Rosetta – a historic mission that won the world's hearts – just came to its finale (September 30, 2016). I traveled to Darmstadt, Germany to join the scientists and everyone else who was involved in the mission to watch live from the European Space Mission Control Center the final moments of the Rosetta spacecraft that was to land on the comet 67P. It was a very sensitive moment for everyone, especially those who were working on this mission for 20 years. "The signal is lost" – was announced when hundreds of eyes in the auditorium and thousands online were glued to the screen. It was a moment of silence, it took a while for everyone to realize THAT WAS IT, the spacecraft was on the comet, it can not communicate to us any longer. A tornado of applauds followed next. Everyone on the screen and in the room were hugging and congratulating each other. A few tears were easily noticed.

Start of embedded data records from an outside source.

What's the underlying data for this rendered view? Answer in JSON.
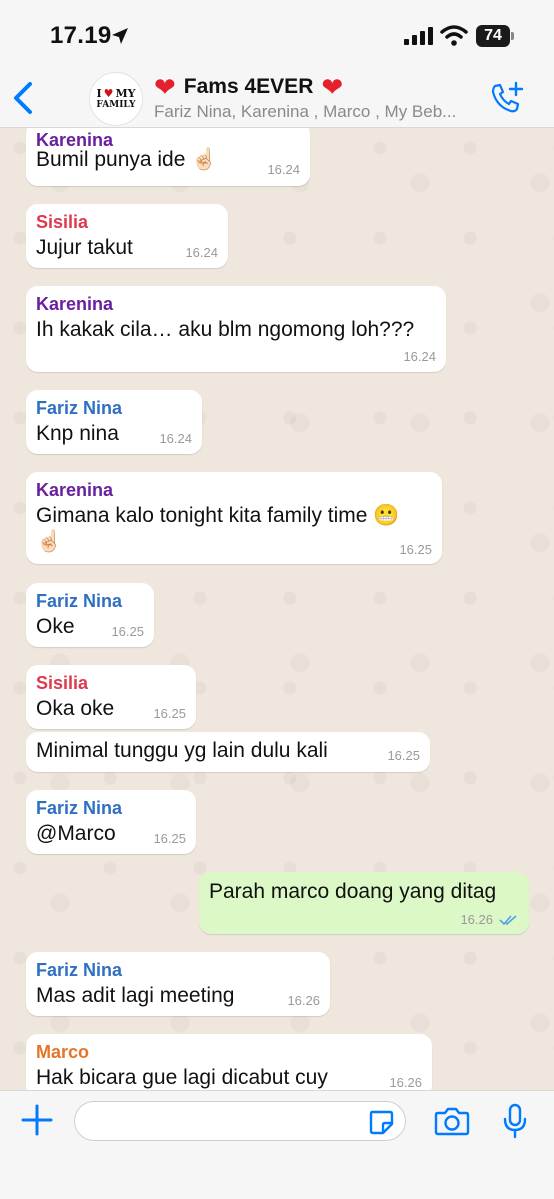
{
  "status": {
    "time": "17.19",
    "battery": "74"
  },
  "header": {
    "logo_line1_a": "I",
    "logo_line1_b": "MY",
    "logo_line2": "FAMILY",
    "title": "Fams 4EVER",
    "members": "Fariz Nina, Karenina , Marco , My Beb..."
  },
  "colors": {
    "accent": "#007aff",
    "outgoing_bubble": "#dcf8c6",
    "karenina": "#6a1f9e",
    "sisilia": "#e0394e",
    "fariz": "#2f6fc4",
    "marco": "#e5752b"
  },
  "messages": [
    {
      "sender": "Karenina",
      "text": "Bumil punya ide ☝🏻",
      "time": "16.24"
    },
    {
      "sender": "Sisilia",
      "text": "Jujur takut",
      "time": "16.24"
    },
    {
      "sender": "Karenina",
      "text": "Ih kakak cila… aku blm ngomong loh???",
      "time": "16.24"
    },
    {
      "sender": "Fariz Nina",
      "text": "Knp nina",
      "time": "16.24"
    },
    {
      "sender": "Karenina",
      "text": "Gimana kalo tonight kita family time 😬",
      "text2": "☝🏻",
      "time": "16.25"
    },
    {
      "sender": "Fariz Nina",
      "text": "Oke",
      "time": "16.25"
    },
    {
      "sender": "Sisilia",
      "text": "Oka oke",
      "time": "16.25"
    },
    {
      "sender": "",
      "text": "Minimal tunggu yg lain dulu kali",
      "time": "16.25"
    },
    {
      "sender": "Fariz Nina",
      "text": "@Marco",
      "time": "16.25"
    },
    {
      "sender": "",
      "text": "Parah marco doang yang ditag",
      "time": "16.26",
      "outgoing": true
    },
    {
      "sender": "Fariz Nina",
      "text": "Mas adit lagi meeting",
      "time": "16.26"
    },
    {
      "sender": "Marco",
      "text": "Hak bicara gue lagi dicabut cuy",
      "time": "16.26"
    }
  ],
  "input": {
    "placeholder": ""
  },
  "icons": [
    "location-arrow-icon",
    "signal-icon",
    "wifi-icon",
    "back-icon",
    "add-call-icon",
    "plus-icon",
    "sticker-icon",
    "camera-icon",
    "mic-icon",
    "read-ticks-icon"
  ]
}
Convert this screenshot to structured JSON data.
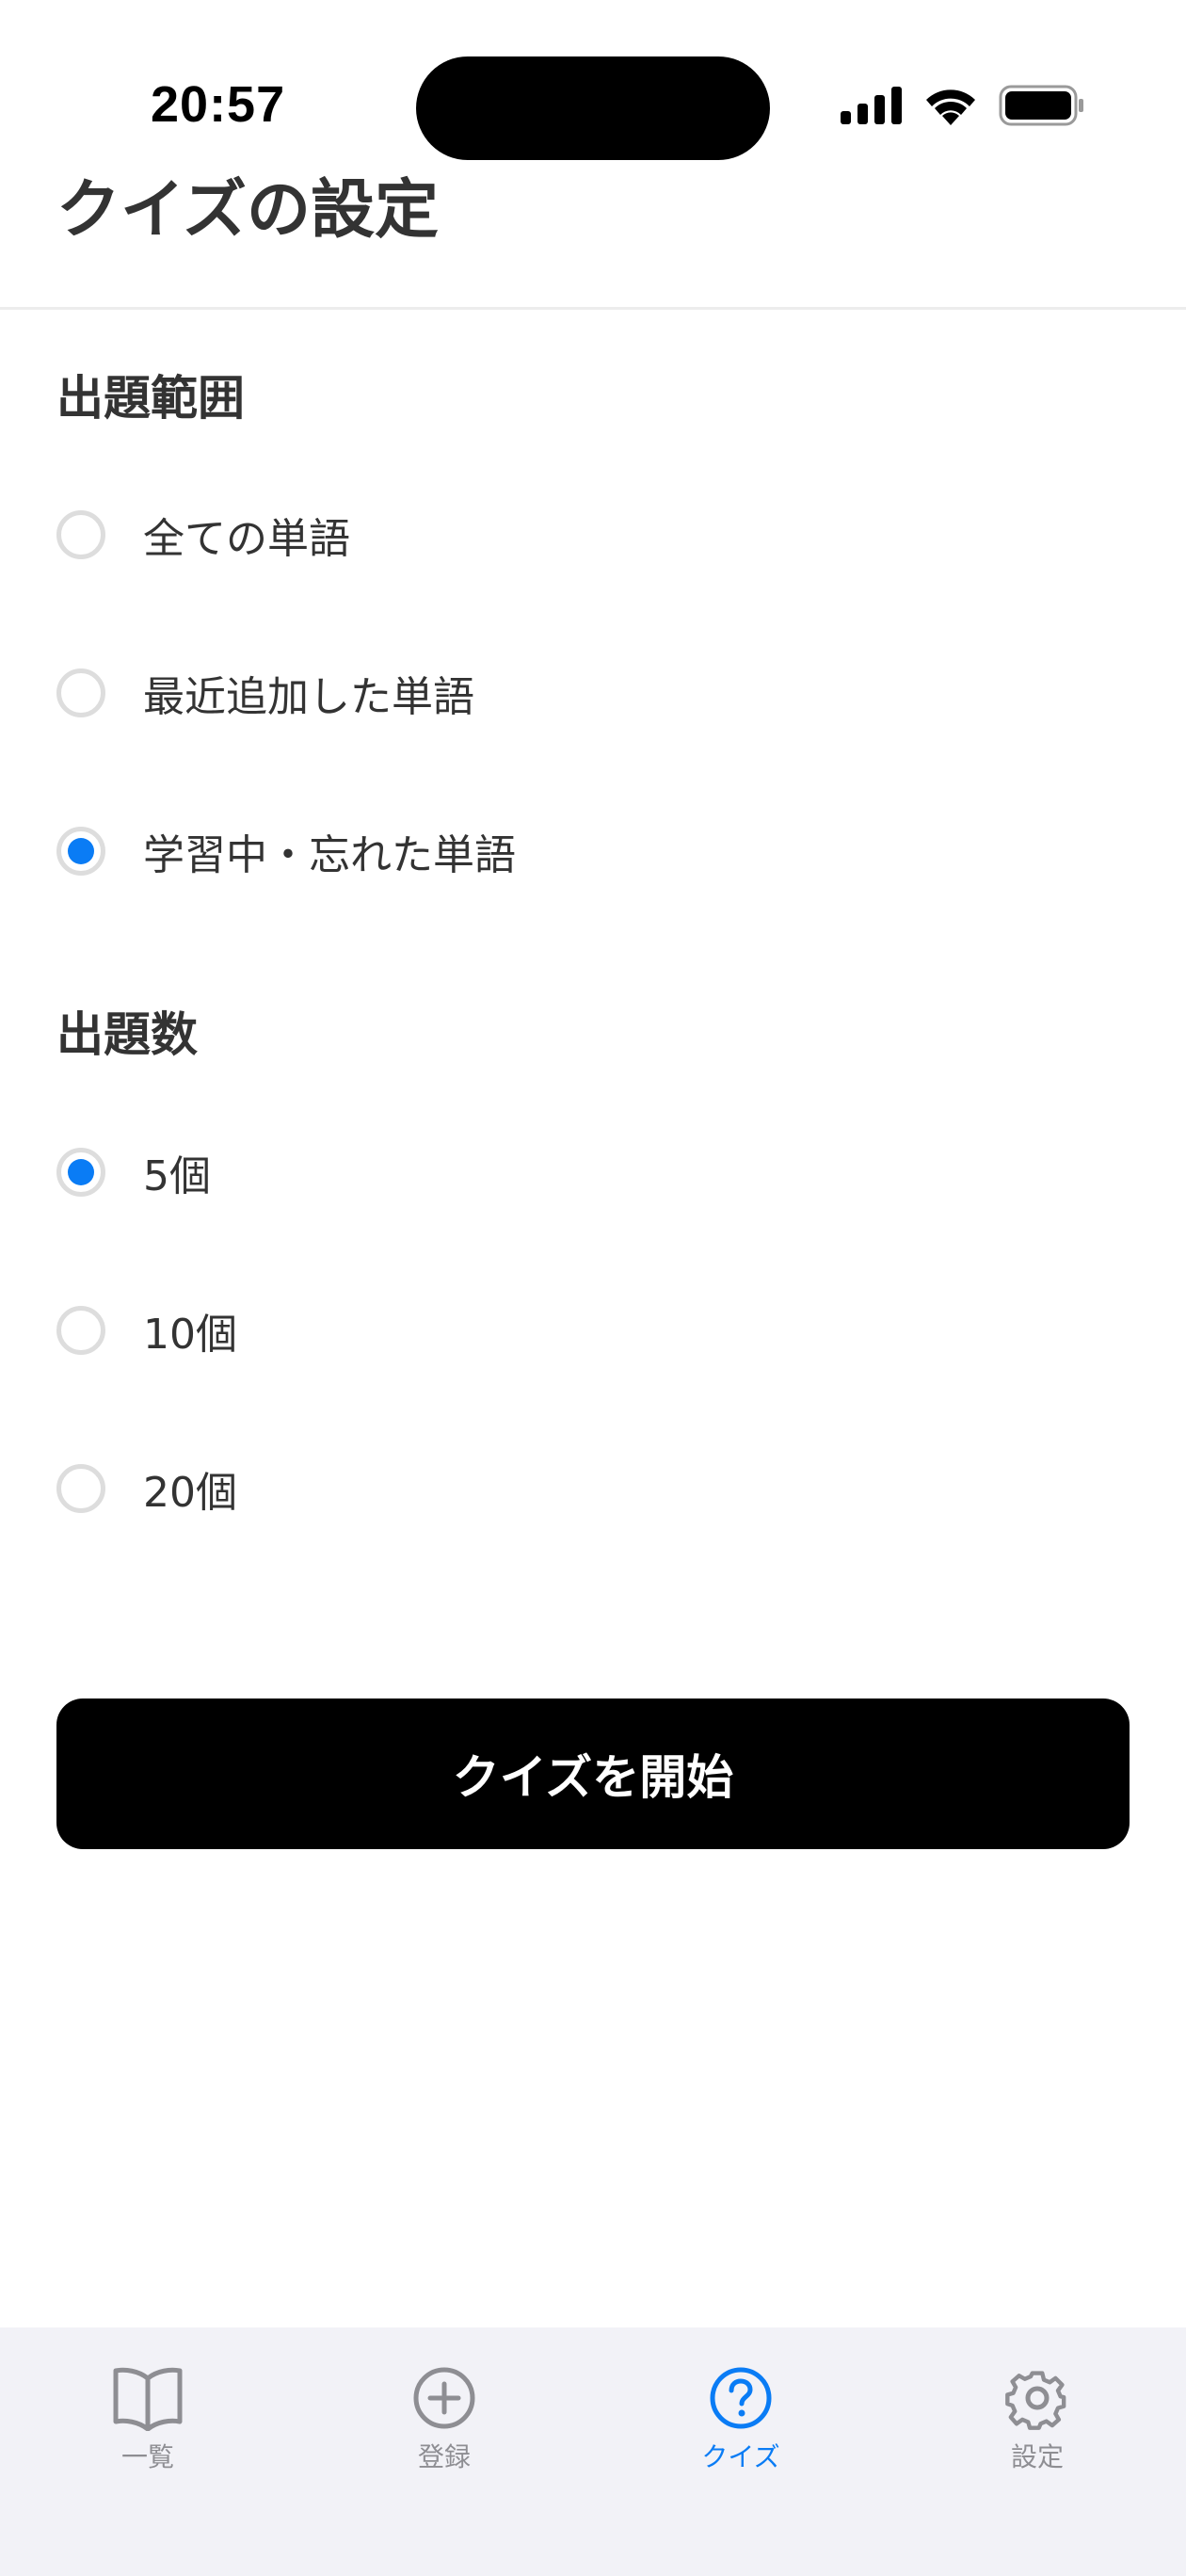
{
  "status_bar": {
    "time": "20:57",
    "icons": [
      "signal-icon",
      "wifi-icon",
      "battery-icon"
    ]
  },
  "header": {
    "title": "クイズの設定"
  },
  "range_section": {
    "title": "出題範囲",
    "options": [
      {
        "label": "全ての単語",
        "selected": false
      },
      {
        "label": "最近追加した単語",
        "selected": false
      },
      {
        "label": "学習中・忘れた単語",
        "selected": true
      }
    ]
  },
  "count_section": {
    "title": "出題数",
    "options": [
      {
        "label": "5個",
        "selected": true
      },
      {
        "label": "10個",
        "selected": false
      },
      {
        "label": "20個",
        "selected": false
      }
    ]
  },
  "start_button": {
    "label": "クイズを開始"
  },
  "tab_bar": {
    "tabs": [
      {
        "label": "一覧",
        "icon": "book-icon",
        "active": false
      },
      {
        "label": "登録",
        "icon": "plus-circle-icon",
        "active": false
      },
      {
        "label": "クイズ",
        "icon": "question-circle-icon",
        "active": true
      },
      {
        "label": "設定",
        "icon": "gear-icon",
        "active": false
      }
    ]
  },
  "colors": {
    "accent": "#0a7cf5",
    "text": "#333333",
    "button_bg": "#000000",
    "tab_bar_bg": "#f2f2f7",
    "inactive_tab": "#8e8e93"
  }
}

What we saw on the screen was green colored schematics of the signal sent by Rosetta spacecraft. Comet 67P was as far as Jupiter from Earth, it takes 40 minutes to receive the signal that travels at the speed of light. So technically we were waiting to hear from the past.
Later on I had a chance to visit the Space Mission Control room. It felt very special. A magical place indeed, that makes dreams happen far away from Earth.
The data received during this mission will keep scientists occupied for a very long time. We are now closer to answering questions of how water came to Earth and how life travels through out the Universe.
I would like to extend my special thanks to so many people who supported my artistic work inspired by Rosetta, especially:
Claudia Mignone, an astrophysicist, science writer for ESA and co-manager, author and editor of the ESA Rosetta blog, based at ESTEC, The Netherlands.
Mark McCaughrean, Senior Scientific Advisor, ESA
Matt Taylor, Project Scientist, ESA Rosetta